Problem details – Provide the count of lines below that include the word "color", without any accompanying remarks.

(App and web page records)
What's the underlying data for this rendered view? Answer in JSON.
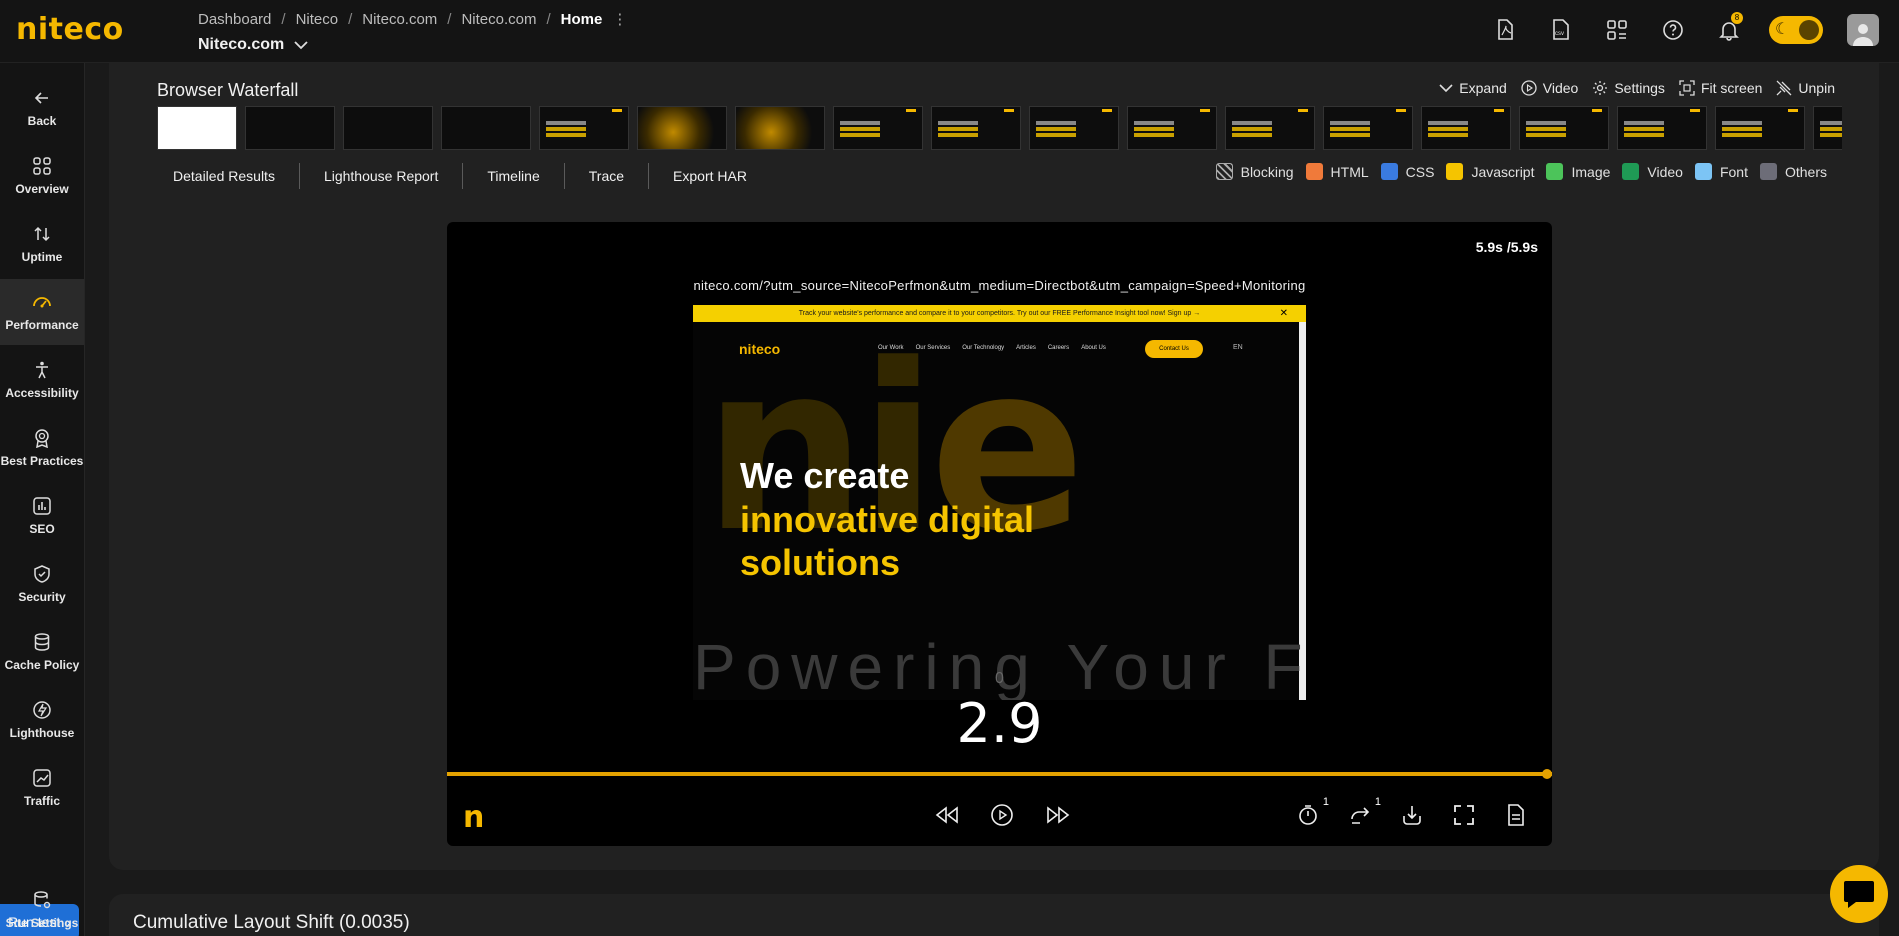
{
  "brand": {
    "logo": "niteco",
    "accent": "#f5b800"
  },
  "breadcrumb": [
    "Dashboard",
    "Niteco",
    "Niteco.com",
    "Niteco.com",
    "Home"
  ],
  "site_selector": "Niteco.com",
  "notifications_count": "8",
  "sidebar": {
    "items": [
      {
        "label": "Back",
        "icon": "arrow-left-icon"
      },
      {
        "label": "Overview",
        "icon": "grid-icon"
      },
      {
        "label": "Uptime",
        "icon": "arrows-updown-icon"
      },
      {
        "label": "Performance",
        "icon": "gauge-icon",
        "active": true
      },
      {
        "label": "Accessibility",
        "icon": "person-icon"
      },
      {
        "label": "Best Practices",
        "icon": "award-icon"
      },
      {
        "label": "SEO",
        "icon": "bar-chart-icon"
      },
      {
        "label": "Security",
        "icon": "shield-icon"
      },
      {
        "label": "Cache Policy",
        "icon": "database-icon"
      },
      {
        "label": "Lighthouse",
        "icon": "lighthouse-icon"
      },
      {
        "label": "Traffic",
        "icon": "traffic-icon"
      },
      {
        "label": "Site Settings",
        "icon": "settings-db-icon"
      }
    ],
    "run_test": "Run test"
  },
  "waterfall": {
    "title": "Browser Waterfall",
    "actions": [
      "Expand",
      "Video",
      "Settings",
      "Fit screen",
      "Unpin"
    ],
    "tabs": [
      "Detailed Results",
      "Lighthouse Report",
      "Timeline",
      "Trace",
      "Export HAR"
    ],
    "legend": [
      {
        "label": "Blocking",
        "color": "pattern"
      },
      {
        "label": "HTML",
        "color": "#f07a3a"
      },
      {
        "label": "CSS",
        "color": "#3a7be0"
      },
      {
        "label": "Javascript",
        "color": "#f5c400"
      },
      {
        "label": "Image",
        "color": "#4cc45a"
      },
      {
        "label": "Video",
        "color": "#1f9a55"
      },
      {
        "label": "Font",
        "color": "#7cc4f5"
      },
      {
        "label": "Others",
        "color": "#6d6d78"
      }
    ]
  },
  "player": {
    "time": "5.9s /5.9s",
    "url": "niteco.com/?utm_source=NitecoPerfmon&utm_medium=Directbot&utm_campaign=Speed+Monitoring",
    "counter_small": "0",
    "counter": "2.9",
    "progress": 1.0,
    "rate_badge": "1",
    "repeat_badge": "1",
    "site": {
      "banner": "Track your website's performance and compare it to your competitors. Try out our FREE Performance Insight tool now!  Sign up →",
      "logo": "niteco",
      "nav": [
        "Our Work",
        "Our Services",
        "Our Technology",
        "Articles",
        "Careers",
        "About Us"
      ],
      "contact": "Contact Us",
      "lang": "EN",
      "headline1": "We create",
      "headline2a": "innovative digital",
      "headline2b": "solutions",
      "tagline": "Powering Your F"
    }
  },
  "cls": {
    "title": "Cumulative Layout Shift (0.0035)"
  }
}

Solution to the problem – 8